**Brief**
Return each line of the listing in which the word "text" appears.

Top of Data excerpts

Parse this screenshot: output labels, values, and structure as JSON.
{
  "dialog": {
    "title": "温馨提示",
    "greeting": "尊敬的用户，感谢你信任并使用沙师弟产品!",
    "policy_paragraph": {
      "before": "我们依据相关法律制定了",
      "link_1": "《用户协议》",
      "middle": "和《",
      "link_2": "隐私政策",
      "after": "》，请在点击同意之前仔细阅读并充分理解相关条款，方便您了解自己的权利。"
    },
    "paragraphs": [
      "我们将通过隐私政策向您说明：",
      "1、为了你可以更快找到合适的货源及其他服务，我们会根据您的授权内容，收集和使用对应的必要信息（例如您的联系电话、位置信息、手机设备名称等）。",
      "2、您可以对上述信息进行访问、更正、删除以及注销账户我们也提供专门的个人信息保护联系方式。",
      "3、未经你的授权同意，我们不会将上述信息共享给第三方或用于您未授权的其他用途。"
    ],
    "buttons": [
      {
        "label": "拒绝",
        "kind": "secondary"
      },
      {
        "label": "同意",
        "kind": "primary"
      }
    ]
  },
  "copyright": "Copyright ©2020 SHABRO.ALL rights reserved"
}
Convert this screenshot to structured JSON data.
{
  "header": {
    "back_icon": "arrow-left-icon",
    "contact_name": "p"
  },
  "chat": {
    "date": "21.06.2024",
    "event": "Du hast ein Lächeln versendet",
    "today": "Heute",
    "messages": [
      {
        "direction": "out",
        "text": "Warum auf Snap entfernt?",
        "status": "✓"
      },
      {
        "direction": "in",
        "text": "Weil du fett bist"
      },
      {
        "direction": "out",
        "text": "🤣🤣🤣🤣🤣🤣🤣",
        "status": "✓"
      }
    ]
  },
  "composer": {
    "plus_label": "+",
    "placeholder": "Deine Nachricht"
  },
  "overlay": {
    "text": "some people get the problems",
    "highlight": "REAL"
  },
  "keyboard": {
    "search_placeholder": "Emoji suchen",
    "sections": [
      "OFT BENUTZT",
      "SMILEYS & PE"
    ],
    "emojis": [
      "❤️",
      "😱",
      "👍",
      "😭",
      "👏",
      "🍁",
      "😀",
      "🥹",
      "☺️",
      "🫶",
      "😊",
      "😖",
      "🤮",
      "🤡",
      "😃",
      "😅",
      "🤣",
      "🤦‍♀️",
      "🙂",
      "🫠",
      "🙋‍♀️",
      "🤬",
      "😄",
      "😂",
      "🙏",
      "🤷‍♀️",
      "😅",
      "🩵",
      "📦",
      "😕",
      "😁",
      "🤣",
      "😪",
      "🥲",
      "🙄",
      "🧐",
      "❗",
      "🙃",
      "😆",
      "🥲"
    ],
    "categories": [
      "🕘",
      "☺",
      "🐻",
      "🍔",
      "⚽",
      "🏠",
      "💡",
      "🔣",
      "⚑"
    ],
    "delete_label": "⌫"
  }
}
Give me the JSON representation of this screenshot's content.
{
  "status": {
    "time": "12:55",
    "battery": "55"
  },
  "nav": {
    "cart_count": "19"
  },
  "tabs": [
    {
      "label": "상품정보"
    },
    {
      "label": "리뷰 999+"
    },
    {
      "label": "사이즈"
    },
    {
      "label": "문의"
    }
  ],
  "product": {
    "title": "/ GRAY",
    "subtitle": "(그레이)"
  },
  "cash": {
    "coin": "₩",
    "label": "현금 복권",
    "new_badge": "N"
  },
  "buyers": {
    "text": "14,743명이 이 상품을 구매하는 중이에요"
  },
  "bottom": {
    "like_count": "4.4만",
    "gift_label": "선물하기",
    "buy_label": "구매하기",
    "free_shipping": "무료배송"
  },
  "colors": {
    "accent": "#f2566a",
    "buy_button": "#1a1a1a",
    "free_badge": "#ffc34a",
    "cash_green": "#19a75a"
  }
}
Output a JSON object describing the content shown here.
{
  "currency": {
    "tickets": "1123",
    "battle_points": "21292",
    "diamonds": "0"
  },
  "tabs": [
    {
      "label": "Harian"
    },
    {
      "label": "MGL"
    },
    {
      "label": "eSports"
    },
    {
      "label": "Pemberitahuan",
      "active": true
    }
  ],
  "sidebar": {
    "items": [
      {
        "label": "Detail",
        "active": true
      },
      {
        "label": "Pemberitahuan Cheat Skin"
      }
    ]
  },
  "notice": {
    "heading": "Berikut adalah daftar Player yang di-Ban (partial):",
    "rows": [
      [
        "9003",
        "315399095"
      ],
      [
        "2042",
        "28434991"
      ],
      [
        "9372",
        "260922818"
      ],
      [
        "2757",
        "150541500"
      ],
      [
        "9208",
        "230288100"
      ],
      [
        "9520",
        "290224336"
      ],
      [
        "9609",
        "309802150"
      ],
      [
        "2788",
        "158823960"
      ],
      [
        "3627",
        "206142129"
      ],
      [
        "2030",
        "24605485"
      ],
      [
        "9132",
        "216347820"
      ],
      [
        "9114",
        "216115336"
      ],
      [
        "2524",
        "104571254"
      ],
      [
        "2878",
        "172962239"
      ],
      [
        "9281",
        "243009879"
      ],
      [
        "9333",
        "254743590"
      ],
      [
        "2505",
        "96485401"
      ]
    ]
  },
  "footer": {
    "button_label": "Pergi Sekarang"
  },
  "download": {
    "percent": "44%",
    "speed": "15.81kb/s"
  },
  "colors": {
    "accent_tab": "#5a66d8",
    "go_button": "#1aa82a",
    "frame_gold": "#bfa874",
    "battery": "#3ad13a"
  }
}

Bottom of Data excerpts

**Expected output**
        "text": "Warum auf Snap entfernt?",
        "text": "Weil du fett bist"
        "text": "🤣🤣🤣🤣🤣🤣🤣",
    "text": "some people get the problems",
    "text": "14,743명이 이 상품을 구매하는 중이에요"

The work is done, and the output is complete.